▸ **Brief**: Using the records that follow, copy every line containing the word "xmlns".

•••••

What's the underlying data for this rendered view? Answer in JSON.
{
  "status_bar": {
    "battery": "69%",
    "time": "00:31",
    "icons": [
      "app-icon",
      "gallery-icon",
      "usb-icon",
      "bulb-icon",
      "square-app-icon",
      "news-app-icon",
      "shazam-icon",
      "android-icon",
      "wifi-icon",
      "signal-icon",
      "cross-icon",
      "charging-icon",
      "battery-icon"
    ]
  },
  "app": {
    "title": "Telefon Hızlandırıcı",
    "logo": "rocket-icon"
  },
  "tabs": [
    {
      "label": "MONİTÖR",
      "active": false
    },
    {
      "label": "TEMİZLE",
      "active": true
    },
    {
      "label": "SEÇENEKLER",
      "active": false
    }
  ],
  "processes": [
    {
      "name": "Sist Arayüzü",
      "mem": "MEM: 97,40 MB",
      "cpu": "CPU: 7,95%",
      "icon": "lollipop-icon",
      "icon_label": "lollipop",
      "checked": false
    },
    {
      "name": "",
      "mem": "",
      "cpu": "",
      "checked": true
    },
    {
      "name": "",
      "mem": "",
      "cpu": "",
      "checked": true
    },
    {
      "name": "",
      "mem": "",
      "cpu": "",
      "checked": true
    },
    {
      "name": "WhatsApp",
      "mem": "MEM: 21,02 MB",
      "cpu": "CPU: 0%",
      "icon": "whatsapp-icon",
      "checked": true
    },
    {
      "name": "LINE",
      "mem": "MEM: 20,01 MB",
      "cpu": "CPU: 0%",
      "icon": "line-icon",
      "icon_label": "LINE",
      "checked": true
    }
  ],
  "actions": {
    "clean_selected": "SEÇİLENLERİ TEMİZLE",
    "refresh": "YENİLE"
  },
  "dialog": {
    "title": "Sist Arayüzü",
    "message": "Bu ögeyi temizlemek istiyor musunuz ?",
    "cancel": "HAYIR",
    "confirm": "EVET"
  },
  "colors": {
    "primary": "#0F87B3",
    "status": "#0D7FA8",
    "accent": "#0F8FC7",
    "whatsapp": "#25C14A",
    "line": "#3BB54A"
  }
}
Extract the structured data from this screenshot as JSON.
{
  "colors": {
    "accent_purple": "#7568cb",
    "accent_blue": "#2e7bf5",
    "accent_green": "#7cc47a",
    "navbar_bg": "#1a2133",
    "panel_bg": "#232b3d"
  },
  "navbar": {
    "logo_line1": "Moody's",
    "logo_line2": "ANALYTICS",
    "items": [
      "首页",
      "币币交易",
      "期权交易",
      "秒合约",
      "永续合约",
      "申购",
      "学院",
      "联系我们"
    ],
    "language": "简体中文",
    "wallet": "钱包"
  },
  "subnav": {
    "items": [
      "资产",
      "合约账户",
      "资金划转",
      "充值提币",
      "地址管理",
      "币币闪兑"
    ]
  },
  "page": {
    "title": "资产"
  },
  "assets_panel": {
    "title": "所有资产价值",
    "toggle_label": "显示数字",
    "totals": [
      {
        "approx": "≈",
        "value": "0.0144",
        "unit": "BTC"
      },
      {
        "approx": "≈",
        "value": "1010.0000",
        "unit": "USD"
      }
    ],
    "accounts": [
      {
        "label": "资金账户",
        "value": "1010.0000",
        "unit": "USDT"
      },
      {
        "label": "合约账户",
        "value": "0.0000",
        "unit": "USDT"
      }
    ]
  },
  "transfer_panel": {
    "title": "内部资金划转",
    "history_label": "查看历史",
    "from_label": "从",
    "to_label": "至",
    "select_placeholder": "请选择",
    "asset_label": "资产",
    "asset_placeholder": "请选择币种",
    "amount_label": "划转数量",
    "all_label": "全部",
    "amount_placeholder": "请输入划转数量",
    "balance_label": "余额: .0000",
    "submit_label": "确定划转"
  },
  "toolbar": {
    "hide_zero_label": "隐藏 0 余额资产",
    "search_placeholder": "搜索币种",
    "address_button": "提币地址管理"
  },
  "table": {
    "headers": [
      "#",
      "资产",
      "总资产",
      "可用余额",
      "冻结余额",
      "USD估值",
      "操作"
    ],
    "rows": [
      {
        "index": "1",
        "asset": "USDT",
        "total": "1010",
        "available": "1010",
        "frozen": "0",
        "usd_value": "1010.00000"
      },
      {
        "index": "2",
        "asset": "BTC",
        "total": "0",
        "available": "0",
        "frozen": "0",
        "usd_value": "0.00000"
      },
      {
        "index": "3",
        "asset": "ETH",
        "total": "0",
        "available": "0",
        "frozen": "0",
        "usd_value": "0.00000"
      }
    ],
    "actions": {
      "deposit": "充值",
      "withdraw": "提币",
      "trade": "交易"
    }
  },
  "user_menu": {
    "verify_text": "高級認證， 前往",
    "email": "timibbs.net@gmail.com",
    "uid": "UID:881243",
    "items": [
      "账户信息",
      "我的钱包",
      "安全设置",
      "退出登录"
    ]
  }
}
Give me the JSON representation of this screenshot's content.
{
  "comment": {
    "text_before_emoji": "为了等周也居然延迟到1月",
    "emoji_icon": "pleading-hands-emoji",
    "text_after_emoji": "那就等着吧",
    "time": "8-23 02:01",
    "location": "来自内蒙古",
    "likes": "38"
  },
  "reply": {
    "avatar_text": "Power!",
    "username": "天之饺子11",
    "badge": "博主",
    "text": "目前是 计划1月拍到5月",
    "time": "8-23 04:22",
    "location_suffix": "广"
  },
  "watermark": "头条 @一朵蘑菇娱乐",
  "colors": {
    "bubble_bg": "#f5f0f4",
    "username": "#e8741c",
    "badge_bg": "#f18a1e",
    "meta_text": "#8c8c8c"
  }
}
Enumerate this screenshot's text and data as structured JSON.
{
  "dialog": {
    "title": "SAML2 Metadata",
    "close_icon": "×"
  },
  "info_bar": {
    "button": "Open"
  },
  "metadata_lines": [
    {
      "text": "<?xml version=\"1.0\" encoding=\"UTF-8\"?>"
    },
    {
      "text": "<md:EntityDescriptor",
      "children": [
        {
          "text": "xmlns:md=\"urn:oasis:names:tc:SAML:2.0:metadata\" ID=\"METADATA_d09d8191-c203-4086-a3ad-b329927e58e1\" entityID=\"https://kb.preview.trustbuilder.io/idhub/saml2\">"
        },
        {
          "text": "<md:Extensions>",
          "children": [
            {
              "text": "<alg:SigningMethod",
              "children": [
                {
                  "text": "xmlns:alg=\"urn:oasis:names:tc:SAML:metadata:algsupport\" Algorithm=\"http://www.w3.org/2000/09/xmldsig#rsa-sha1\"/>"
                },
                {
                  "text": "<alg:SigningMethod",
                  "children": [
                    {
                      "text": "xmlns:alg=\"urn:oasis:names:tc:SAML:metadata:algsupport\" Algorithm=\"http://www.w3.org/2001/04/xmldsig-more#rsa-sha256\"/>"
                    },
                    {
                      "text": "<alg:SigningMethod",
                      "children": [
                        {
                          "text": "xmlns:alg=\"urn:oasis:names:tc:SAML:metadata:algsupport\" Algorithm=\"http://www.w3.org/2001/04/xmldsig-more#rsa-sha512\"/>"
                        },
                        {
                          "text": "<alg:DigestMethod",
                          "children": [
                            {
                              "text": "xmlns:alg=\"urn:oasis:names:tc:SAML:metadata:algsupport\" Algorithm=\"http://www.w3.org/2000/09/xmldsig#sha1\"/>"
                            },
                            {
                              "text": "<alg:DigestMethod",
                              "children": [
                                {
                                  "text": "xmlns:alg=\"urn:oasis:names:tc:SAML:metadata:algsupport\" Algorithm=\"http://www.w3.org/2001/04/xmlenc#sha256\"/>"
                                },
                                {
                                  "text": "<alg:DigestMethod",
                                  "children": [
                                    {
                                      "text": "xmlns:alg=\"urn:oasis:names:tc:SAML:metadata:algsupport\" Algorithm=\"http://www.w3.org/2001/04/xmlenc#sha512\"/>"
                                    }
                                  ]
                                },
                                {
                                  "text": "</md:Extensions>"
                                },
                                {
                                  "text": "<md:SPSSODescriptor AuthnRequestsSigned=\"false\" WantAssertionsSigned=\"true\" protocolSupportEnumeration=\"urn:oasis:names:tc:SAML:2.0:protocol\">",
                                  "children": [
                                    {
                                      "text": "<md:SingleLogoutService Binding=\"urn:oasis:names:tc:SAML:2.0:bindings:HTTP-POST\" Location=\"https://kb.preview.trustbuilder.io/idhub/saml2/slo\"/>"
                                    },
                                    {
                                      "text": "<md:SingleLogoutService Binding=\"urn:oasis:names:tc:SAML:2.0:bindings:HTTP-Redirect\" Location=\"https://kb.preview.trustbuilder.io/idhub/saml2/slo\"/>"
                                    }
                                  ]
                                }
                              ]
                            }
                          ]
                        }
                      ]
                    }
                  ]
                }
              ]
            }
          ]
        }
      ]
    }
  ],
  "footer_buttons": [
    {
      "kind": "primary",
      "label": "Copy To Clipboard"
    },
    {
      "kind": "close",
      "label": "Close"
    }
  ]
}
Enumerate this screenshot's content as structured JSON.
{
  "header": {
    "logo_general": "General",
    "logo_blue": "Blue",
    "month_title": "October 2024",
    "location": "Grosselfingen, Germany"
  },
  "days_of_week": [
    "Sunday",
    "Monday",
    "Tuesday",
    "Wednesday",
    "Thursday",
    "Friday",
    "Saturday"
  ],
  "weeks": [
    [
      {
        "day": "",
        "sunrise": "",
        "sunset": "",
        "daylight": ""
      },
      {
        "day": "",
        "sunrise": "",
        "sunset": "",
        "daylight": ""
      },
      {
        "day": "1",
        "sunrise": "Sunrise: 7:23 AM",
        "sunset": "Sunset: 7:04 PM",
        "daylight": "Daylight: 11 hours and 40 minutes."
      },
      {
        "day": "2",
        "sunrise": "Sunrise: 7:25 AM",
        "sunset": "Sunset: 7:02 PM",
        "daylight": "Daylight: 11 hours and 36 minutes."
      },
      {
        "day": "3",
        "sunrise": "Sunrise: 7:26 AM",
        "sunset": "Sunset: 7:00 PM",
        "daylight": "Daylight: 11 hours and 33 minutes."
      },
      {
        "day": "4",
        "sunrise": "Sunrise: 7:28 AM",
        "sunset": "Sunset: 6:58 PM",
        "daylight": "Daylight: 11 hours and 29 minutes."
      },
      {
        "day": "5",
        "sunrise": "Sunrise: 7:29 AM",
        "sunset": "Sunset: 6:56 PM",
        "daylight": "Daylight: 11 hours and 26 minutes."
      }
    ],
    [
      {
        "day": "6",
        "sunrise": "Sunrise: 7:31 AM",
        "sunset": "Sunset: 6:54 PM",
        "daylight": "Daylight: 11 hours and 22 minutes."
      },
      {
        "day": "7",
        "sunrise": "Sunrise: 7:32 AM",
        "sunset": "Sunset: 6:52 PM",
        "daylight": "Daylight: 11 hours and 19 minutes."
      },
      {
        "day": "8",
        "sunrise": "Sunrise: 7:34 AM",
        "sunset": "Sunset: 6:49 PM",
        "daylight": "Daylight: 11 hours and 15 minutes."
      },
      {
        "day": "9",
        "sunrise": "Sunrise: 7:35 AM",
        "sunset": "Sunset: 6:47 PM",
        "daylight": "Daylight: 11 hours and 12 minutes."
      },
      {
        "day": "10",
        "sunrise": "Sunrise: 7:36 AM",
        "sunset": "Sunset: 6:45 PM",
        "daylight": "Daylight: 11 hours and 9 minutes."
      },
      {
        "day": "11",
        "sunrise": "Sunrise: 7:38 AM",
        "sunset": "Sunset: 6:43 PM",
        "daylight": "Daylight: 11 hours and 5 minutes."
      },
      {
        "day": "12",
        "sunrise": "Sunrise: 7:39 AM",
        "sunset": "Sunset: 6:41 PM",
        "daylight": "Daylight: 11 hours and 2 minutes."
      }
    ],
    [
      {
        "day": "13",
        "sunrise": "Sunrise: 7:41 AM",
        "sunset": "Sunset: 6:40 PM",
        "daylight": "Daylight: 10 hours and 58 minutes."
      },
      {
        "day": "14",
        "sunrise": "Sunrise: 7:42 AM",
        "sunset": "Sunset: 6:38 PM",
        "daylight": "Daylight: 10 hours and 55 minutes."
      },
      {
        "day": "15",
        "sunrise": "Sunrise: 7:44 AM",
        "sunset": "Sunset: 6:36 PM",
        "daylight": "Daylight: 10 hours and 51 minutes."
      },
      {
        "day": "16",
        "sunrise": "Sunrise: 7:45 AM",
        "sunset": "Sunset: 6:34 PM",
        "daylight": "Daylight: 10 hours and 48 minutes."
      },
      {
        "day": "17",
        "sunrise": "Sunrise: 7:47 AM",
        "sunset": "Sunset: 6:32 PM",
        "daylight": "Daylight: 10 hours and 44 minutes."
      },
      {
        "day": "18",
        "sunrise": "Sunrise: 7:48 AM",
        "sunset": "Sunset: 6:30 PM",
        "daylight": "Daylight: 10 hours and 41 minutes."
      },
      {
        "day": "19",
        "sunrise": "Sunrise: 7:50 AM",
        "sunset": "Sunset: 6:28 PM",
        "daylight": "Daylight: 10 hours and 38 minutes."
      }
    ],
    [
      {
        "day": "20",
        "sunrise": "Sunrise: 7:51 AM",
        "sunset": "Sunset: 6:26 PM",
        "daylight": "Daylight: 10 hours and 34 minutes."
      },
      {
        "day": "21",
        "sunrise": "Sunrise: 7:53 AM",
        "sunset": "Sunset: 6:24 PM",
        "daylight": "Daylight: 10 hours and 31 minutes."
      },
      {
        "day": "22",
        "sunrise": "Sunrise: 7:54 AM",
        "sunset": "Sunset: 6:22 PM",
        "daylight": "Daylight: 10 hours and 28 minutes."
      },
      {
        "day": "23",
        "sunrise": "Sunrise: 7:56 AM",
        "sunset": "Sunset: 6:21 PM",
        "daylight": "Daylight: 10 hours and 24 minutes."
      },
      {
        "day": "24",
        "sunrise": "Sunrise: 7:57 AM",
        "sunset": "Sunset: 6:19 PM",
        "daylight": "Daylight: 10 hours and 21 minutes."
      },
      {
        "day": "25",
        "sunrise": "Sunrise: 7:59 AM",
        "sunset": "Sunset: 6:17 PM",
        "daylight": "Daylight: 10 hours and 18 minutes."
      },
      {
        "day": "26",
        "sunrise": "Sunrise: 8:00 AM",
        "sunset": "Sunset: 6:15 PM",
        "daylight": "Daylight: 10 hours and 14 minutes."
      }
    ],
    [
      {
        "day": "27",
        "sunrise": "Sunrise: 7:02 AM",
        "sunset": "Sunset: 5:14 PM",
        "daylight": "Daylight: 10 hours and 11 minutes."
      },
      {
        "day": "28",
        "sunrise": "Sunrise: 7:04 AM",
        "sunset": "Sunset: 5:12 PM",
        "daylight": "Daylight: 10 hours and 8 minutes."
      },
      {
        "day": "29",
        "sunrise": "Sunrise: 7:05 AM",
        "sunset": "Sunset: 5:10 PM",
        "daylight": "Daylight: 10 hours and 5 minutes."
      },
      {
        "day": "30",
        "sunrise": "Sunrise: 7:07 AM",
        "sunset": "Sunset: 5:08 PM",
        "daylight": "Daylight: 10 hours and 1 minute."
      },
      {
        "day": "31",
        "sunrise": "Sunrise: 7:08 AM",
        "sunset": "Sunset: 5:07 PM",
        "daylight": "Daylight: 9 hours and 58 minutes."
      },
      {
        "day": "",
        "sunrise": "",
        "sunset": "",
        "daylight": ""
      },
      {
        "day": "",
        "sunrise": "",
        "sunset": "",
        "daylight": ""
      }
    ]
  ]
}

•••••

▸ **Response to this exercise**:
          "text": "xmlns:md=\"urn:oasis:names:tc:SAML:2.0:metadata\" ID=\"METADATA_d09d8191-c203-4086-a3ad-b329927e58e1\" entityID=\"https://kb.preview.trustbuilder.io/idhub/saml2\">"
                  "text": "xmlns:alg=\"urn:oasis:names:tc:SAML:metadata:algsupport\" Algorithm=\"http://www.w3.org/2000/09/xmldsig#rsa-sha1\"/>"
                      "text": "xmlns:alg=\"urn:oasis:names:tc:SAML:metadata:algsupport\" Algorithm=\"http://www.w3.org/2001/04/xmldsig-more#rsa-sha256\"/>"
                          "text": "xmlns:alg=\"urn:oasis:names:tc:SAML:metadata:algsupport\" Algorithm=\"http://www.w3.org/2001/04/xmldsig-more#rsa-sha512\"/>"
                              "text": "xmlns:alg=\"urn:oasis:names:tc:SAML:metadata:algsupport\" Algorithm=\"http://www.w3.org/2000/09/xmldsig#sha1\"/>"
                                  "text": "xmlns:alg=\"urn:oasis:names:tc:SAML:metadata:algsupport\" Algorithm=\"http://www.w3.org/2001/04/xmlenc#sha256\"/>"
                                      "text": "xmlns:alg=\"urn:oasis:names:tc:SAML:metadata:algsupport\" Algorithm=\"http://www.w3.org/2001/04/xmlenc#sha512\"/>"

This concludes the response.